> _Assigned task_
Each line below needs to be repeated precisely as it is.

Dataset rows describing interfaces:
[Start of section]

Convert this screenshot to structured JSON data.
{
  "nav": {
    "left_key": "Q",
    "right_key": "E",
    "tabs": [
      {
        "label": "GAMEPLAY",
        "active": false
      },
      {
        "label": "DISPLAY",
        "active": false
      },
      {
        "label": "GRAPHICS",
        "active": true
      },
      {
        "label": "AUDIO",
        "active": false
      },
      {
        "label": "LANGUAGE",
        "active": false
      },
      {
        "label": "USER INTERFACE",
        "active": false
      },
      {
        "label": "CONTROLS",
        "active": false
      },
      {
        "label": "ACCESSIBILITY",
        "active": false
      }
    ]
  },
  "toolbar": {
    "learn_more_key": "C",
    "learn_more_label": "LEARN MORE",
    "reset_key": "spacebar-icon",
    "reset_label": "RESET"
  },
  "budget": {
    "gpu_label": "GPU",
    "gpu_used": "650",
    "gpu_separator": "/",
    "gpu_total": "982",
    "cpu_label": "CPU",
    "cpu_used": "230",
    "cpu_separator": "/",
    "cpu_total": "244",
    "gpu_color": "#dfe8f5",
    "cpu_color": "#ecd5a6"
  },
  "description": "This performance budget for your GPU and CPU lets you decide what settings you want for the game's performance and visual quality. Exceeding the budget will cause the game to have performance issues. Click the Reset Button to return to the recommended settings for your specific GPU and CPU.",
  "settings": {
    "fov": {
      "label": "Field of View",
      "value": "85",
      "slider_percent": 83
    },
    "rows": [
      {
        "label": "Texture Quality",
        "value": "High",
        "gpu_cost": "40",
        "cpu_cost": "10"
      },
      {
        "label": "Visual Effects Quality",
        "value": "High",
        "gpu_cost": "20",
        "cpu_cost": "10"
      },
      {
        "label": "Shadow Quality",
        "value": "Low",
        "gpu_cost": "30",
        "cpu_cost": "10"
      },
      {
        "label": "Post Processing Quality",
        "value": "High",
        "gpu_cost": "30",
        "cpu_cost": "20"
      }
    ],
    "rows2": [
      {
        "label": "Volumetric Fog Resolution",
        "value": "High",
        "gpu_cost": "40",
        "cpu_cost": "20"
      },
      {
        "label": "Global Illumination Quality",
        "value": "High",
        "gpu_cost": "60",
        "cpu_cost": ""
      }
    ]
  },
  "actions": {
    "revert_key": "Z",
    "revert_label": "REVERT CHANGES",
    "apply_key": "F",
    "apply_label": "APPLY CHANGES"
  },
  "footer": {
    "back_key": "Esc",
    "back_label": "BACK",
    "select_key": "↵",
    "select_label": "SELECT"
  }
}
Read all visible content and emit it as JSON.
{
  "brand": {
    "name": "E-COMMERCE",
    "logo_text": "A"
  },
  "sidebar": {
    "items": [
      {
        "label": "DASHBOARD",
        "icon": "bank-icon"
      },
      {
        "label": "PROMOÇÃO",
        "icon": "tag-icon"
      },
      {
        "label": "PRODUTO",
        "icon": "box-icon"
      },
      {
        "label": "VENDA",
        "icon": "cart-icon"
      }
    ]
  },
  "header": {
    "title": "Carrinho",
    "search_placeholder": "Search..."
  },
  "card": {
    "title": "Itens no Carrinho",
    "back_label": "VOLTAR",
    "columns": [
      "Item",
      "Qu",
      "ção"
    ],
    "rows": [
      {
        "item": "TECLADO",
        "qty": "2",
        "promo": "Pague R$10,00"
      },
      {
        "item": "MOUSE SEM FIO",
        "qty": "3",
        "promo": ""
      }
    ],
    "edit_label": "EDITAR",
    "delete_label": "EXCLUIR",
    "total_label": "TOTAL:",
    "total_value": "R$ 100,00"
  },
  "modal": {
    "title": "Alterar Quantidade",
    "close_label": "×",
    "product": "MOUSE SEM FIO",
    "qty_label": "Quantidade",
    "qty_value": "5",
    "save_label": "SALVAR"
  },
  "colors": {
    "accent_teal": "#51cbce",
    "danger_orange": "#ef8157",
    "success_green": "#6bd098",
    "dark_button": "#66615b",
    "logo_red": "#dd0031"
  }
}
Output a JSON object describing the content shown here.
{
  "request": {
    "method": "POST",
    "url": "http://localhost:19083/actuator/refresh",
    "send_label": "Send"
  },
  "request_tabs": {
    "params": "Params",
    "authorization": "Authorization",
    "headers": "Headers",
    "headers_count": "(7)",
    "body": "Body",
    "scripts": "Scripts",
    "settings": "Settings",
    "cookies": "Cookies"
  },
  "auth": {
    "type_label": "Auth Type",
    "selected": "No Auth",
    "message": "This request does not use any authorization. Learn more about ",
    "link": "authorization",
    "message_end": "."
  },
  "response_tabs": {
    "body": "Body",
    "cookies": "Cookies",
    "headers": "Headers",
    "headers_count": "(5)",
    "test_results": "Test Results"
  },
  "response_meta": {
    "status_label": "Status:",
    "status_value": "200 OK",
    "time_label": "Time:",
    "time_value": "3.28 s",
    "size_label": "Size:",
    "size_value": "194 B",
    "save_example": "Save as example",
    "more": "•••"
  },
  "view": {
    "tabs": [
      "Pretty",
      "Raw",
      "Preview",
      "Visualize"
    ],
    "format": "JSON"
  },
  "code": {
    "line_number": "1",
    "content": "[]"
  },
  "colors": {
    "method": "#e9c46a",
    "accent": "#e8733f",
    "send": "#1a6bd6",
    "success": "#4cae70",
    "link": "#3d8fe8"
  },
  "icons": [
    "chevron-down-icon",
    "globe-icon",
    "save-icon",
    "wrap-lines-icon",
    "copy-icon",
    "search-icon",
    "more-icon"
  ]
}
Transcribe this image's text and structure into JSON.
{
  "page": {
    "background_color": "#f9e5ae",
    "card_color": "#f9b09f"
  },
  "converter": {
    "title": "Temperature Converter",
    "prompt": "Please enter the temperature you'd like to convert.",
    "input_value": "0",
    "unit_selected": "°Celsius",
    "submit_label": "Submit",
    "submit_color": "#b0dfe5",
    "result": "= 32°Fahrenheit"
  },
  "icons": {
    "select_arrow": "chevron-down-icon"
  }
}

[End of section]

> _Answer space_
Convert this screenshot to structured JSON data.
{
  "nav": {
    "left_key": "Q",
    "right_key": "E",
    "tabs": [
      {
        "label": "GAMEPLAY",
        "active": false
      },
      {
        "label": "DISPLAY",
        "active": false
      },
      {
        "label": "GRAPHICS",
        "active": true
      },
      {
        "label": "AUDIO",
        "active": false
      },
      {
        "label": "LANGUAGE",
        "active": false
      },
      {
        "label": "USER INTERFACE",
        "active": false
      },
      {
        "label": "CONTROLS",
        "active": false
      },
      {
        "label": "ACCESSIBILITY",
        "active": false
      }
    ]
  },
  "toolbar": {
    "learn_more_key": "C",
    "learn_more_label": "LEARN MORE",
    "reset_key": "spacebar-icon",
    "reset_label": "RESET"
  },
  "budget": {
    "gpu_label": "GPU",
    "gpu_used": "650",
    "gpu_separator": "/",
    "gpu_total": "982",
    "cpu_label": "CPU",
    "cpu_used": "230",
    "cpu_separator": "/",
    "cpu_total": "244",
    "gpu_color": "#dfe8f5",
    "cpu_color": "#ecd5a6"
  },
  "description": "This performance budget for your GPU and CPU lets you decide what settings you want for the game's performance and visual quality. Exceeding the budget will cause the game to have performance issues. Click the Reset Button to return to the recommended settings for your specific GPU and CPU.",
  "settings": {
    "fov": {
      "label": "Field of View",
      "value": "85",
      "slider_percent": 83
    },
    "rows": [
      {
        "label": "Texture Quality",
        "value": "High",
        "gpu_cost": "40",
        "cpu_cost": "10"
      },
      {
        "label": "Visual Effects Quality",
        "value": "High",
        "gpu_cost": "20",
        "cpu_cost": "10"
      },
      {
        "label": "Shadow Quality",
        "value": "Low",
        "gpu_cost": "30",
        "cpu_cost": "10"
      },
      {
        "label": "Post Processing Quality",
        "value": "High",
        "gpu_cost": "30",
        "cpu_cost": "20"
      }
    ],
    "rows2": [
      {
        "label": "Volumetric Fog Resolution",
        "value": "High",
        "gpu_cost": "40",
        "cpu_cost": "20"
      },
      {
        "label": "Global Illumination Quality",
        "value": "High",
        "gpu_cost": "60",
        "cpu_cost": ""
      }
    ]
  },
  "actions": {
    "revert_key": "Z",
    "revert_label": "REVERT CHANGES",
    "apply_key": "F",
    "apply_label": "APPLY CHANGES"
  },
  "footer": {
    "back_key": "Esc",
    "back_label": "BACK",
    "select_key": "↵",
    "select_label": "SELECT"
  }
}
Read all visible content and emit it as JSON.
{
  "brand": {
    "name": "E-COMMERCE",
    "logo_text": "A"
  },
  "sidebar": {
    "items": [
      {
        "label": "DASHBOARD",
        "icon": "bank-icon"
      },
      {
        "label": "PROMOÇÃO",
        "icon": "tag-icon"
      },
      {
        "label": "PRODUTO",
        "icon": "box-icon"
      },
      {
        "label": "VENDA",
        "icon": "cart-icon"
      }
    ]
  },
  "header": {
    "title": "Carrinho",
    "search_placeholder": "Search..."
  },
  "card": {
    "title": "Itens no Carrinho",
    "back_label": "VOLTAR",
    "columns": [
      "Item",
      "Qu",
      "ção"
    ],
    "rows": [
      {
        "item": "TECLADO",
        "qty": "2",
        "promo": "Pague R$10,00"
      },
      {
        "item": "MOUSE SEM FIO",
        "qty": "3",
        "promo": ""
      }
    ],
    "edit_label": "EDITAR",
    "delete_label": "EXCLUIR",
    "total_label": "TOTAL:",
    "total_value": "R$ 100,00"
  },
  "modal": {
    "title": "Alterar Quantidade",
    "close_label": "×",
    "product": "MOUSE SEM FIO",
    "qty_label": "Quantidade",
    "qty_value": "5",
    "save_label": "SALVAR"
  },
  "colors": {
    "accent_teal": "#51cbce",
    "danger_orange": "#ef8157",
    "success_green": "#6bd098",
    "dark_button": "#66615b",
    "logo_red": "#dd0031"
  }
}
Output a JSON object describing the content shown here.
{
  "request": {
    "method": "POST",
    "url": "http://localhost:19083/actuator/refresh",
    "send_label": "Send"
  },
  "request_tabs": {
    "params": "Params",
    "authorization": "Authorization",
    "headers": "Headers",
    "headers_count": "(7)",
    "body": "Body",
    "scripts": "Scripts",
    "settings": "Settings",
    "cookies": "Cookies"
  },
  "auth": {
    "type_label": "Auth Type",
    "selected": "No Auth",
    "message": "This request does not use any authorization. Learn more about ",
    "link": "authorization",
    "message_end": "."
  },
  "response_tabs": {
    "body": "Body",
    "cookies": "Cookies",
    "headers": "Headers",
    "headers_count": "(5)",
    "test_results": "Test Results"
  },
  "response_meta": {
    "status_label": "Status:",
    "status_value": "200 OK",
    "time_label": "Time:",
    "time_value": "3.28 s",
    "size_label": "Size:",
    "size_value": "194 B",
    "save_example": "Save as example",
    "more": "•••"
  },
  "view": {
    "tabs": [
      "Pretty",
      "Raw",
      "Preview",
      "Visualize"
    ],
    "format": "JSON"
  },
  "code": {
    "line_number": "1",
    "content": "[]"
  },
  "colors": {
    "method": "#e9c46a",
    "accent": "#e8733f",
    "send": "#1a6bd6",
    "success": "#4cae70",
    "link": "#3d8fe8"
  },
  "icons": [
    "chevron-down-icon",
    "globe-icon",
    "save-icon",
    "wrap-lines-icon",
    "copy-icon",
    "search-icon",
    "more-icon"
  ]
}
Transcribe this image's text and structure into JSON.
{
  "page": {
    "background_color": "#f9e5ae",
    "card_color": "#f9b09f"
  },
  "converter": {
    "title": "Temperature Converter",
    "prompt": "Please enter the temperature you'd like to convert.",
    "input_value": "0",
    "unit_selected": "°Celsius",
    "submit_label": "Submit",
    "submit_color": "#b0dfe5",
    "result": "= 32°Fahrenheit"
  },
  "icons": {
    "select_arrow": "chevron-down-icon"
  }
}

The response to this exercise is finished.